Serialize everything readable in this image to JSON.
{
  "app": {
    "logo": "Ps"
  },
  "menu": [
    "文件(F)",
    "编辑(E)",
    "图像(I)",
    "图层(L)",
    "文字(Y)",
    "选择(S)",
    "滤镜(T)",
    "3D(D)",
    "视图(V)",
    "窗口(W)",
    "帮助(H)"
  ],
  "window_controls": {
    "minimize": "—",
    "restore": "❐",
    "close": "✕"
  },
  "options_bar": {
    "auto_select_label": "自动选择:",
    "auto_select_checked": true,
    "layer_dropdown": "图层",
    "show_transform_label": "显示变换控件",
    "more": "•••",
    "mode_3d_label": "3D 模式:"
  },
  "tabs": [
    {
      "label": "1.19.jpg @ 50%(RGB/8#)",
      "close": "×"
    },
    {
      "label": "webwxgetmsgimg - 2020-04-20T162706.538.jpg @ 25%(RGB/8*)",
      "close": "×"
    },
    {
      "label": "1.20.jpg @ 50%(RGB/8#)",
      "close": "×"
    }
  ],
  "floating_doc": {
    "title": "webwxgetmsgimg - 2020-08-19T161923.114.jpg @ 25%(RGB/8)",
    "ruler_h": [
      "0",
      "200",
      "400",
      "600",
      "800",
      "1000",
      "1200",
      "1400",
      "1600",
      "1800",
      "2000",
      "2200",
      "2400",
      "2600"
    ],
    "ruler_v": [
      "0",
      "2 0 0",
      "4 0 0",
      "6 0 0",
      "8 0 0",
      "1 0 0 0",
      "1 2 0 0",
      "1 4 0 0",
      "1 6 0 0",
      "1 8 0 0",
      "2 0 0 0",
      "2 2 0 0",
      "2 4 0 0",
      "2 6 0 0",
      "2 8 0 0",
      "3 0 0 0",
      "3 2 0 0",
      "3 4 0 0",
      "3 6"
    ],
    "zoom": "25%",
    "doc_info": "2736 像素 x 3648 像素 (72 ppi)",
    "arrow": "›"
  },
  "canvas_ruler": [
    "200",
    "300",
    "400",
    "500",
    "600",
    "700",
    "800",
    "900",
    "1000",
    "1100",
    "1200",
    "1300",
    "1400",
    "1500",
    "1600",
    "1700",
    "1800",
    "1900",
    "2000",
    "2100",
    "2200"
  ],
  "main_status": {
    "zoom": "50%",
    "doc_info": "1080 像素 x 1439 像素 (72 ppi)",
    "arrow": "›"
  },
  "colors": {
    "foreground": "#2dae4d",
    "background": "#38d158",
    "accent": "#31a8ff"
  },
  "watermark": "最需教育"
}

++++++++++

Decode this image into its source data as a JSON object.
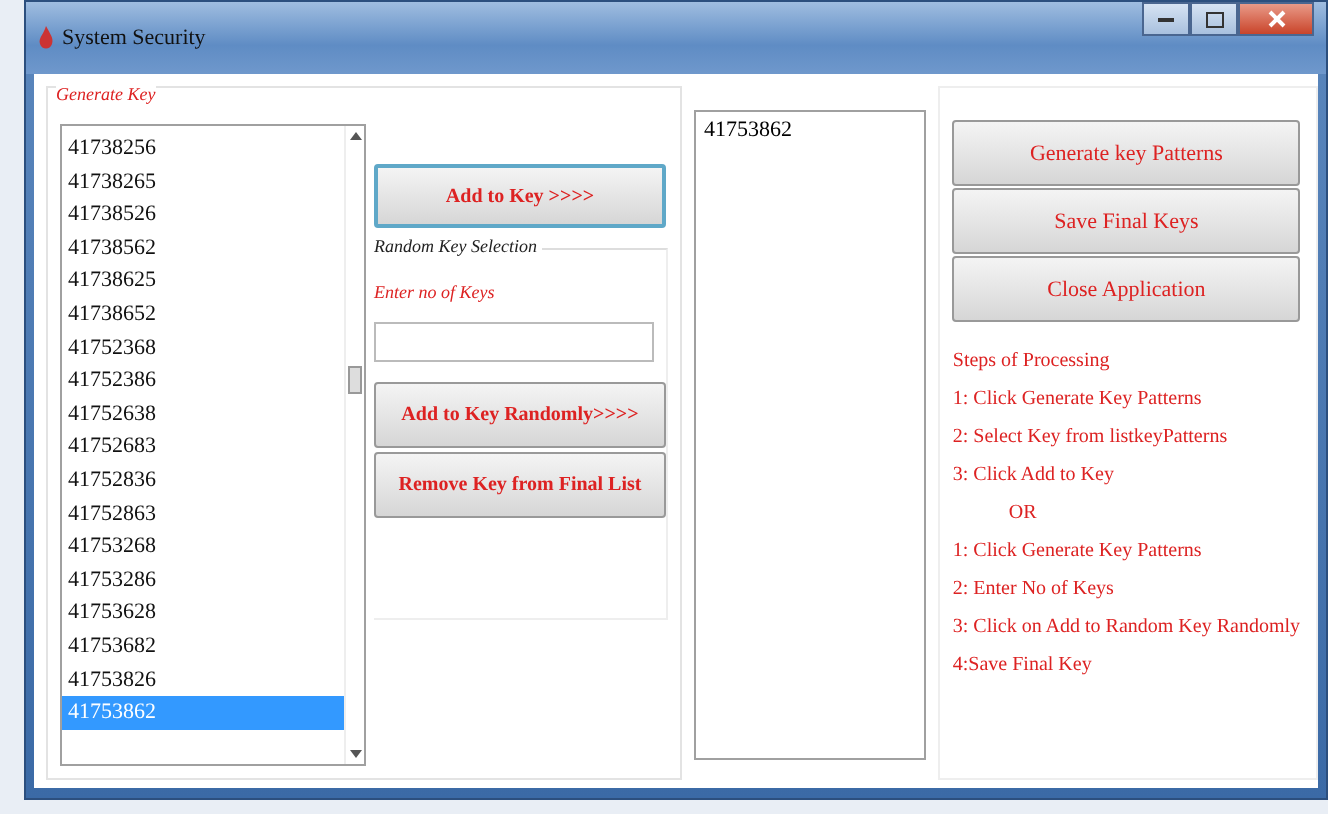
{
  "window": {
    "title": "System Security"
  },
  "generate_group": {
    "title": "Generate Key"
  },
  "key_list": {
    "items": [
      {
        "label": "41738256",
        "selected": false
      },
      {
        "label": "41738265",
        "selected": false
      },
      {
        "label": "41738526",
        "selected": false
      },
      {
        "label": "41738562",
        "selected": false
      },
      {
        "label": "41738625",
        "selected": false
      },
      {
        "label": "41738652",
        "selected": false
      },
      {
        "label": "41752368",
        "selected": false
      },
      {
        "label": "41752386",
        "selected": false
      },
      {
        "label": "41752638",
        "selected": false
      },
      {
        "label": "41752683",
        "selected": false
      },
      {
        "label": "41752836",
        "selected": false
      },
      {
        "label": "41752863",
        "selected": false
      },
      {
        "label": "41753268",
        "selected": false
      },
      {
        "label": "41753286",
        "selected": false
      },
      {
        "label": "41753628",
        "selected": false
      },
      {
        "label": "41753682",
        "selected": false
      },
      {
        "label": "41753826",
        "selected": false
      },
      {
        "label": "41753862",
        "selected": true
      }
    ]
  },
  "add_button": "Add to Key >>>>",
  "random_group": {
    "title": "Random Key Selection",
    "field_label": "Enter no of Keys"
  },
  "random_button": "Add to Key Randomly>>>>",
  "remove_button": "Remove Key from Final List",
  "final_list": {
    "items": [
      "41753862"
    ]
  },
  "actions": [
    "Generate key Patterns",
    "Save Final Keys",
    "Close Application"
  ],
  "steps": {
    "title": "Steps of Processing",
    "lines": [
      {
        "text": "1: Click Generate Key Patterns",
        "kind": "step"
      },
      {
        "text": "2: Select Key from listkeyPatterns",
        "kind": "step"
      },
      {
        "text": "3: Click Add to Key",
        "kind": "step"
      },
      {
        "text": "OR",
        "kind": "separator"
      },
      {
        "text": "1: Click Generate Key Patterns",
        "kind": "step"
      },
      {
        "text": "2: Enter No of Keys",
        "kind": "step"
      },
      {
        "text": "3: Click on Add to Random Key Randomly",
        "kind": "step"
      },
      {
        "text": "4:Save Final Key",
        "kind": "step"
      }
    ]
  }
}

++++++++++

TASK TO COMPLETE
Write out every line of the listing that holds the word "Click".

OUTPUT
        "text": "1: Click Generate Key Patterns",
        "text": "3: Click Add to Key",
        "text": "1: Click Generate Key Patterns",
        "text": "3: Click on Add to Random Key Randomly",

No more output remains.